VPN vs Proxy – What’s the Difference & Which One Is the Best?

What’s the Difference between vpn and proxy

You can change your IP address by using both VPN and proxies. But what is the difference between VPN vs proxies and which is best for your online security?

What is a Proxy?

A proxy server works as a gateway between your device and the internet. When you send a request to access a website, the request will first go through the proxy server and the data from the website will be forwarded to you.

There are two main types of proxies

  • HTTP: These are the older types of proxy servers and they can only support web traffic.
  • SOCKS: There proxy servers can also handle traffic from FTP servers and BitTorrent clients. They are slower than HTTPs because of their increased complexity.

What is a VPN?

VPN stands for Virtual Private Network connection and it’s a way of accessing the internet in a private and secure manner. Besides nobody being able to see your IP address and your internet browsing behavior, VPNs are highly popular because they let you access websites like you’re being in a different location.

What does a VPN hide?
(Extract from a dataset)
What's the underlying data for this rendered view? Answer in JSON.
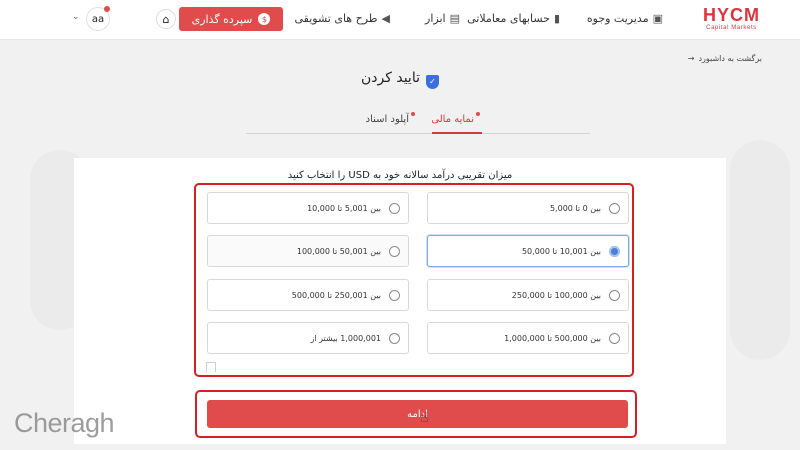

Besides hiding your IP, a VPN server creates a secure and private connection.

A VPN encrypts the connection between your device and the VPN server. Meaning no one, including your ISP and the Government, can’t see the data exchange between your computer and the VPN server.

  • A VPN does hide your browsing from your ISP, the Government, and from possible attackers.
  • Your IP address, meaning your real location is not visible.

At last, what’s the difference between VPN & Proxy?